SEOUL, Nov. 22 (Korea Bizwire) — One in 10 middle-aged and senior citizens in Korea who live alone or belong to the lowest-income group were found to have no one to rely on for help in the face of a crisis.
According to a survey conducted by the National Pension Service of 5,110 households across the country that have members aged 50 or older, most middle and senior citizens aged 50 or older said they have someone to help them if they urgently need assistance from others.
However, among the survey respondents, 10.7 to 12.5 percent said they had no help at all.
These respondents were typically either in the lower 20 percent income bracket, illiterate, living in Seoul, or living in a single-person household.
Those who were the most helpful in the past year were spouses, accounting for 51.7 percent, and children, accounting for 36.4 percent. However, there was also conflict between family members.
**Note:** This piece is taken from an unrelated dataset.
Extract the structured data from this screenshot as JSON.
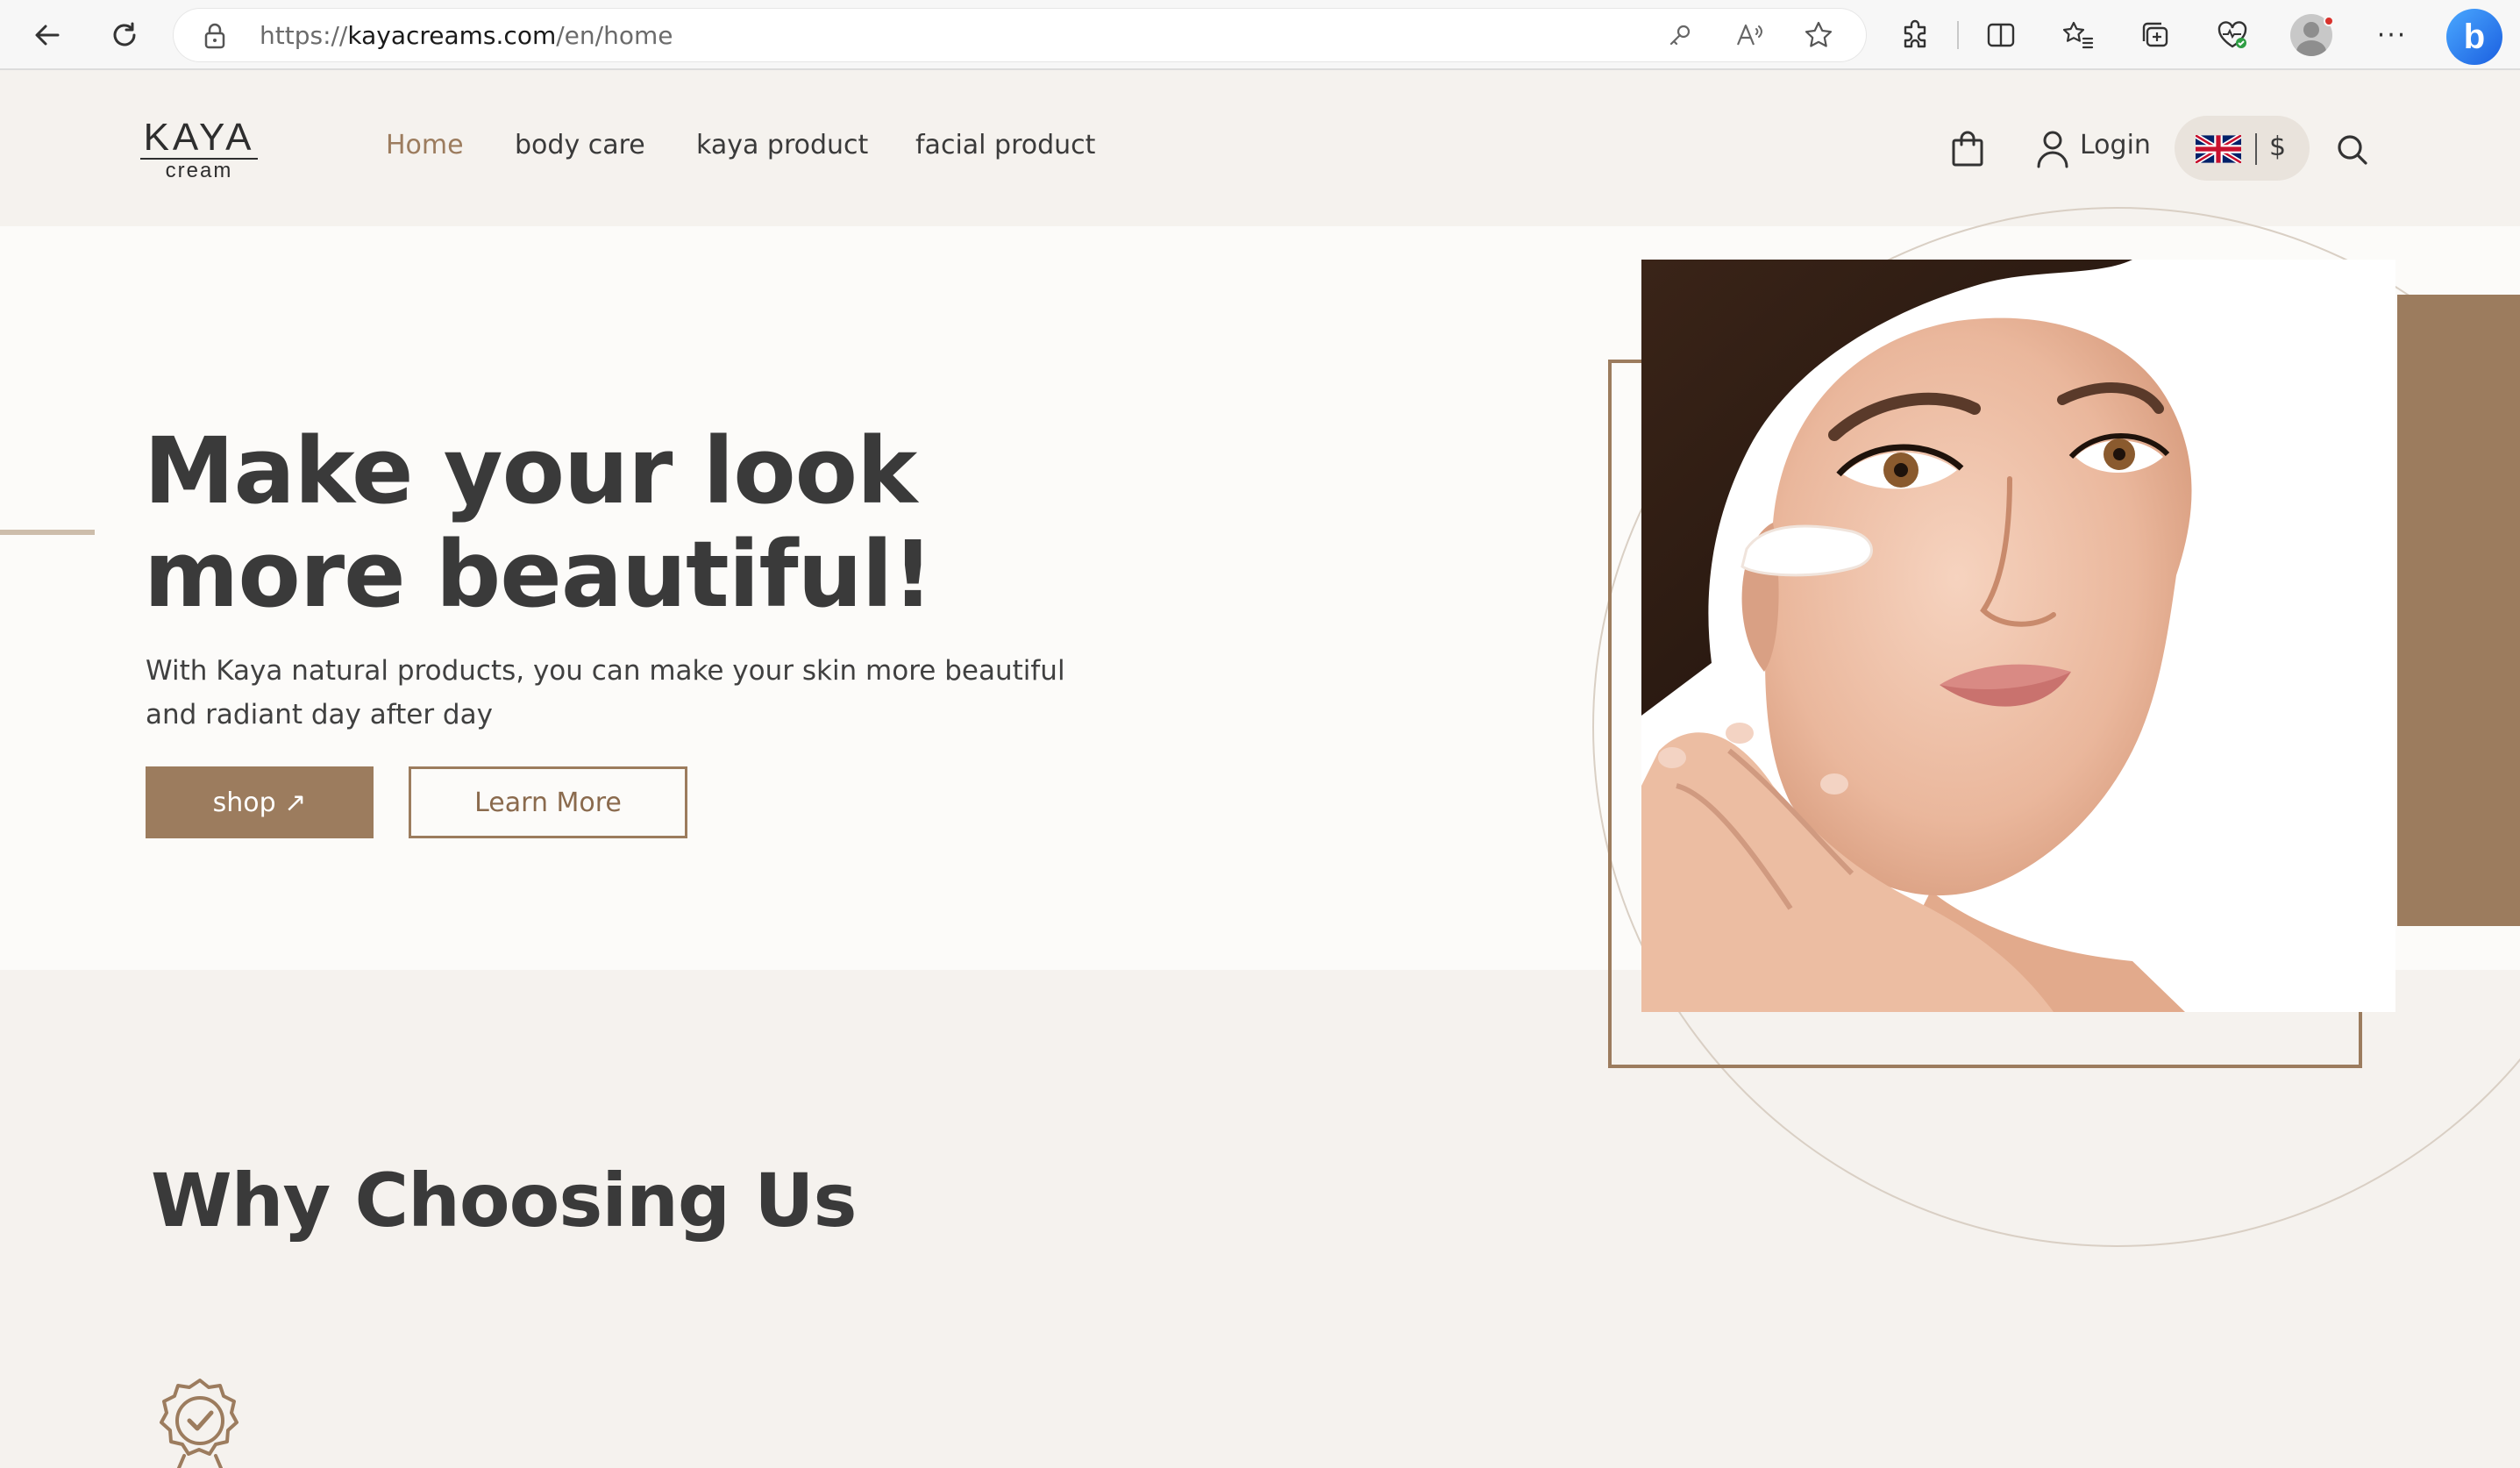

When looking at conflicts between spouses, 21.6 percent of the respondents said they were at odds due to “financial problems” and 20.6 percent said “differences in lifestyle such as drinking, smoking and returning home late.”
Conflicts with children often arise for parents living with their children rather than children living separately. Among the elderly, 13.7 percent experienced “conflict over career, relationship and marriage issues” with their children.
D. M. Park (email@example.com)